It’s been years since I’ve visited the Mill City Farmers Market.
This market is larger than the Midtown Farmers Market (my recent post here) and much smaller than the Minneapolis and St. Paul downtown markets.
It’s really a perfect size.
Founded by Brenda Langton, the market is located in a space between Spoonriver and The Guthrie near the Stone Arch Bridge in downtown Minneapolis. On a nice morning, the scene is dreamy; Happy people walking their dogs and wandering the market, the morning sunlight glow illuminating the grassy hill and sculptures rising up from Gold Medal Park.
This stretch of 2nd street N. is very busy, but I never have trouble finding a street parking spot earlier in the morning. I like to visit the markets before 9 a.m.
One thing that keeps me from visiting the big Minneapolis farmers market less often is that it felt like a flea market and it allows vendors who re-sell produce from big food distributors. You’ll also find many vendors selling tropical fruits. On one hand, I can see how it helps people have access to produce seen in most grocery stores. On the other, it seems there’s too many of these types of vendors here. When I go to a farmers market I don’t want to guess which vendors are and are not selling local produce.
The Mill City Market’s vendors are vetted through their mission statement. Everything at this market meets their standard for local, sustainable and sometimes organic. I love the large variety of vendors. You’ll find everything including produce, high quality baked goods, bath and body care, and prepared food vendors.
The market spills inside the Mill City Museum, which, by the way, has great bathrooms.
Here are some of the foods I picked up last weekend:
Gorkha Palace: Momos
Gorkha Palace is one of my favorite restaurants in the Twin Cities. A friend recently took me here for dinner where we shared a variety of curries and naan. This was one of those types of meals where I loved the food so much I wanted to go back immediately. The people who work here are extraordinarily kind.
At the farmers market stand, they serve momos and veggie curry at their stand.
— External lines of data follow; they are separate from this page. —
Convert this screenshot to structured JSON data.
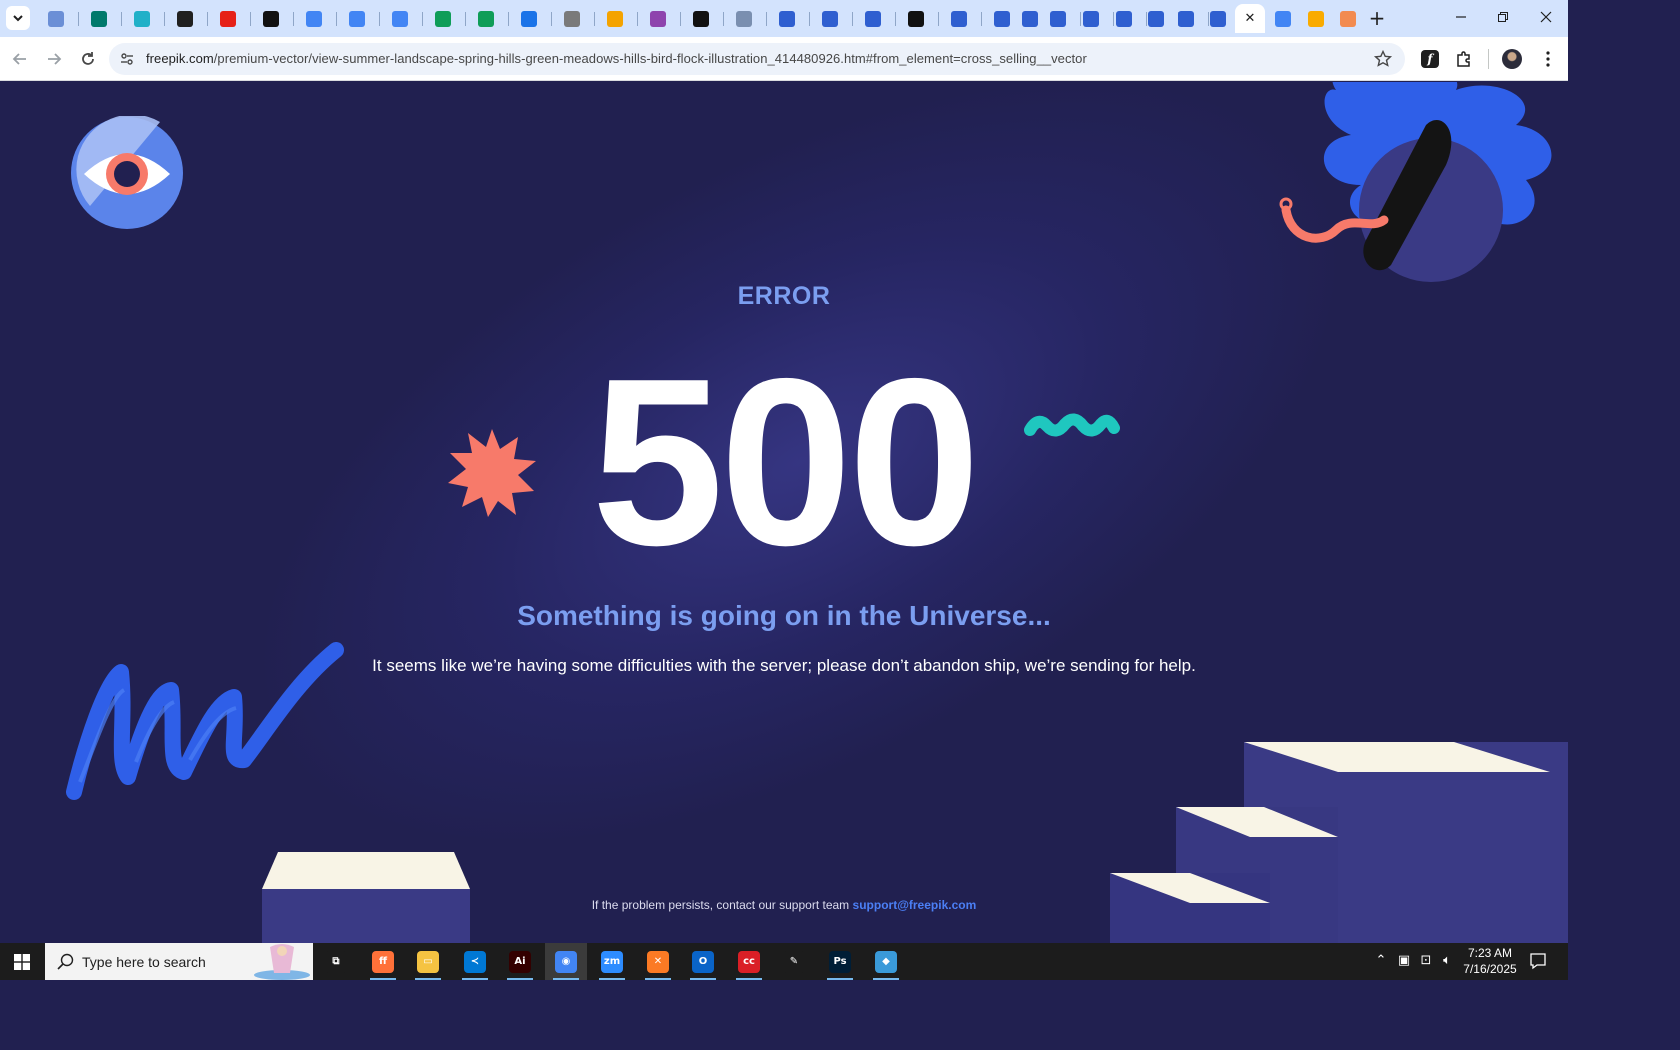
{
  "browser": {
    "url_host": "freepik.com",
    "url_path": "/premium-vector/view-summer-landscape-spring-hills-green-meadows-hills-bird-flock-illustration_414480926.htm#from_element=cross_selling__vector",
    "tabs": [
      {
        "icon": "globe-blue-icon",
        "color": "#6b8fd6"
      },
      {
        "icon": "vpn-icon",
        "color": "#00796b"
      },
      {
        "icon": "diamond-icon",
        "color": "#20b0c8"
      },
      {
        "icon": "openai-icon",
        "color": "#202020"
      },
      {
        "icon": "youtube-icon",
        "color": "#e62117"
      },
      {
        "icon": "bolt-icon",
        "color": "#111111"
      },
      {
        "icon": "docs-icon",
        "color": "#4285f4"
      },
      {
        "icon": "docs-icon",
        "color": "#4285f4"
      },
      {
        "icon": "docs-icon",
        "color": "#4285f4"
      },
      {
        "icon": "sheets-icon",
        "color": "#0f9d58"
      },
      {
        "icon": "sheets-icon",
        "color": "#0f9d58"
      },
      {
        "icon": "translate-icon",
        "color": "#1a73e8"
      },
      {
        "icon": "globe-gray-icon",
        "color": "#7a7a7a"
      },
      {
        "icon": "vee-icon",
        "color": "#f4a300"
      },
      {
        "icon": "braces-icon",
        "color": "#8e44ad"
      },
      {
        "icon": "lambda-icon",
        "color": "#111111"
      },
      {
        "icon": "repo-icon",
        "color": "#7a8fb0"
      },
      {
        "icon": "forms-icon",
        "color": "#2f5fd0"
      },
      {
        "icon": "forms-icon",
        "color": "#2f5fd0"
      },
      {
        "icon": "forms-icon",
        "color": "#2f5fd0"
      },
      {
        "icon": "medium-icon",
        "color": "#111111"
      },
      {
        "icon": "forms-icon",
        "color": "#2f5fd0"
      },
      {
        "icon": "forms-icon",
        "color": "#2f5fd0"
      },
      {
        "icon": "forms-icon",
        "color": "#2f5fd0"
      },
      {
        "icon": "forms-icon",
        "color": "#2f5fd0"
      },
      {
        "icon": "forms-icon",
        "color": "#2f5fd0"
      },
      {
        "icon": "forms-icon",
        "color": "#2f5fd0"
      },
      {
        "icon": "forms-icon",
        "color": "#2f5fd0"
      },
      {
        "icon": "forms-icon",
        "color": "#2f5fd0"
      },
      {
        "icon": "forms-icon",
        "color": "#2f5fd0"
      }
    ],
    "active_tab_close": "✕",
    "after_tabs": [
      {
        "icon": "google-icon",
        "color": "#4285f4"
      },
      {
        "icon": "classroom-icon",
        "color": "#f9ab00"
      },
      {
        "icon": "hand-icon",
        "color": "#f28b50"
      }
    ],
    "new_tab_label": "+"
  },
  "page": {
    "error_label": "ERROR",
    "code": "500",
    "headline": "Something is going on in the Universe...",
    "subline": "It seems like we’re having some difficulties with the server; please don’t abandon ship, we’re sending for help.",
    "footer_text": "If the problem persists, contact our support team",
    "support_email": "support@freepik.com",
    "colors": {
      "background": "#212050",
      "accent_blue": "#7b9ef0",
      "coral": "#f77a6a",
      "teal": "#1fc7bf",
      "brush_blue": "#2f5fe8",
      "step_face": "#3a3a85",
      "step_top": "#f8f4e6"
    }
  },
  "taskbar": {
    "search_placeholder": "Type here to search",
    "apps": [
      {
        "name": "task-view",
        "color": "#1c1c1c",
        "glyph": "⧉"
      },
      {
        "name": "firefox",
        "color": "#ff7139",
        "glyph": "ff"
      },
      {
        "name": "file-explorer",
        "color": "#f5c342",
        "glyph": "▭"
      },
      {
        "name": "vscode",
        "color": "#0078d4",
        "glyph": "≺"
      },
      {
        "name": "illustrator",
        "color": "#330000",
        "glyph": "Ai"
      },
      {
        "name": "chrome",
        "color": "#4285f4",
        "glyph": "◉"
      },
      {
        "name": "zoom",
        "color": "#2d8cff",
        "glyph": "zm"
      },
      {
        "name": "xampp",
        "color": "#fb7a24",
        "glyph": "✕"
      },
      {
        "name": "outlook",
        "color": "#0a64c8",
        "glyph": "O"
      },
      {
        "name": "creative-cloud",
        "color": "#da1f26",
        "glyph": "cc"
      },
      {
        "name": "pen-tool",
        "color": "#1c1c1c",
        "glyph": "✎"
      },
      {
        "name": "photoshop",
        "color": "#001e36",
        "glyph": "Ps"
      },
      {
        "name": "app-diamond",
        "color": "#3a9ad9",
        "glyph": "◆"
      }
    ],
    "time": "7:23 AM",
    "date": "7/16/2025"
  }
}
I scarfed down veggie momos and Chef Shack’s mini doughnuts for breakfast.
Chef Shack Indian-Spiced Mini Doughnuts
Chef Shack is the first food truck I ever visited. Prior to our Fargo move, I used to stop by from time to time for mini doughnuts and whatever caught my eye; bison burger, tongue tacos, soft-shell crab sandwich, everything is good.
These aren’t just any mini doughnuts. They’re scratch made with organic ingredients and tossed in a cardamon-scented cinnamon sugar mixture.
It’s been too long since I’ve visited Chef Shack; my old favorite treat tastes as good as I remember.
Salty Tart: Cinnamon Raisin Bread
Chef Michelle Gayer’s Salty Tart stand sells all types of baked goods from breads to croissants. Both Gayer and Lisa Carlson of The Chef Shack are James Beard Award nominees.
I’ve been enjoying a big slice of this cinnamon raisin bread every day for breakfast.
A pint of tiny strawberries
A trick I learned when I volunteered in Spoonriver’s kitchen many moons ago is to toss strawberries with some honey and a pinch of salt.
I cooked the beets and beet greens and tossed with pasta for dinner one evening. Here’s a quick recipe:
Roast beets and dice.
Wash greens, roughly chop, and sauté with some olive oil and garlic.
Toss in cooked pasta, beets, more olive oil, and some pasta water.
Season with a squirt of lemon juice or good drizzle of syrupy balsamic, salt, and lots of black pepper.
Top with parmesan.
Mill City Farmers Market
704 S 2nd St
Minneapolis, MN 55401
I love the Mill City Farmers market for the too for the same reasons you mentioned. Too many tropical fruits 🙂 But now I’m dying for a bit of that cinnamon raisin bread you bought.
Very worth it and affordable too. They had so many other things to try.
Looks like some great treats!
Sounds like a great Farmers Market! Everything looks so good, especially the Momos!
I go to Mill City practically every week that it’s open, so definitely a fan for the reasons you mention. That said, I’m sick to death of Chef Shack. Before they opened brick-and-mortar restaurants, they always had weekly specials at the farm market, and that was often the highlight of my visit. (I still dream about the spicy Asian duck noodle soup they had one fall.) But for several years now, they’ve saved that creativity for the restaurants, and the truck menu never–ever–changes. Very tired of it and wish Brenda Langton would find another truck, or maybe a rotating list of trucks, to bring in instead.
Spicy Asian duck noodle soup for breakfast sounds amazing!